Friday, May 26, 2017 6:25 AM

Doug Foister, Vice President of Research, Cornerstone Credit Union League

Needless to say, social media has revolutionized how companies (including credit unions) interact with their consumers. At the same time, social media has created unique ways for consumers to share their impressions—good and bad—of companies with their friends/followers. This means that your members can have a huge impact on how your credit union’s brand is perceived among your current members and those who could join in the future. If ever there was a time when the “challenges equal opportunities” maxim applies, this is it.  

Since Millennials (18–34 year olds) now comprise the single largest consumer segment in the United States, it is imperative that credit unions understand the distinct ways in which the first generation of “digital natives” use social media. So, let’s take a look at some highlights from a recent study (Levin and Lamar 2017) regarding the social media habits of Millennials as compared with those of other generations.  

To begin, the study points out that Millennials have “largely abandoned traditional forms of media and entertainment, spending an average of more than three hours daily on smartphones.” (Kantar 2015)

The study also notes that Millennials “communicate with each other far more than any advertising campaign can. When trying to figure out whether something is worth buying, Millennials will go to their friends and social networks to see what people think.” (Newman 2015)

At the same time, it has been found that “Millennials are twice as likely as any other generation to share ads online.” (Mulloy 2016)

With these facts in mind, we’ll move now to some specific study findings that have clear implications for generational marketing.

With the exception of Facebook, Millennials are more active on other social media platforms, especially Instagram, Pinterest, and Snapchat. Facebook and Twitter may have topped off among older Millennials (25–34) as younger Millennials (18–24) are moving to other social media platforms such as Tumblr.

Millennials and Social Media

The number of friends/followers will impact how influential an individual is on social media. The study shows that 29 percent of younger and older Millennials report having at least 300 friends/followers across all platforms. This compares with 24 percent for Gen X and just 10 percent for Baby Boomers.

Millennials and Social Media

Older Millennials have a larger impact than all other generations on brand attitudes and behavior.
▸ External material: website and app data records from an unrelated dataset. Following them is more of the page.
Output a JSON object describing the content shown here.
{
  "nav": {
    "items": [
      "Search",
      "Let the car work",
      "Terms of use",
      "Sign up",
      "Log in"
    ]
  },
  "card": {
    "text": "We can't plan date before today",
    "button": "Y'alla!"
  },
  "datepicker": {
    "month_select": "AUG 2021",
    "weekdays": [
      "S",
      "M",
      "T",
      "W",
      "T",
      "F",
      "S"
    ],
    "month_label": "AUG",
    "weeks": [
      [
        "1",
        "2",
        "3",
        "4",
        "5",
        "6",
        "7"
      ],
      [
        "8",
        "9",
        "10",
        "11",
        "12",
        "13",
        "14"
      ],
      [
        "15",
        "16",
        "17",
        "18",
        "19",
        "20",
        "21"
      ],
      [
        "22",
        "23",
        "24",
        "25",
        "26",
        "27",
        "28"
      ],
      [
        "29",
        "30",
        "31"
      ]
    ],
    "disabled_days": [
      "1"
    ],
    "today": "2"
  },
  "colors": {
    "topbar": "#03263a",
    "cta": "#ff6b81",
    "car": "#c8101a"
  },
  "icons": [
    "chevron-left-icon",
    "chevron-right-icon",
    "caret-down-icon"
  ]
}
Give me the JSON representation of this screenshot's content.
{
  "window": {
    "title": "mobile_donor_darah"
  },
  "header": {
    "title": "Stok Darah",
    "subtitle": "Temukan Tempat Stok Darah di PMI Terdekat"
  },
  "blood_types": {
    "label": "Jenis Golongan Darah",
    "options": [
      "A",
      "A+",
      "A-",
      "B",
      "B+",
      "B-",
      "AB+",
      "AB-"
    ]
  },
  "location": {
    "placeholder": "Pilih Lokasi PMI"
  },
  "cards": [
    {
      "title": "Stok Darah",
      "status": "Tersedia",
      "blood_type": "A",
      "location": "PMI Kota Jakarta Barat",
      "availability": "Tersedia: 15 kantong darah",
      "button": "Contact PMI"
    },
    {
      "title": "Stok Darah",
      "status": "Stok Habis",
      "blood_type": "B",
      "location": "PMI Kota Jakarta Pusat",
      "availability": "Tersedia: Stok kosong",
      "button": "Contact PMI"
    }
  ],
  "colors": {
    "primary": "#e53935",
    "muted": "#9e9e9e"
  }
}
This segment of Millennials also appears to be more readily influenced by others on social media, with 61 percent agreeing that “If my friend posts about a brand/product/service on social media, it impacts whether or not I use that brand.” This compares with 51 percent for younger Millennials, 44 percent for Gen X, and 30 percent for Baby Boomers.

Millennials (especially older Millennials) also are more likely to agree that “Social media connects me with the brands I love.” 

Finally, Millennials and Gen Xers are more likely to share positive experiences on social media than negative experiences, while Baby Boomers are equally likely to share a positive or negative experience.

Millennials and Social Media

Clearly, credit unions are well advised to understand Millennials as much as possible, including their unique social media habits. Such understanding can significantly enhance your marketing to this increasingly influential segment.

Something to think about, indeed.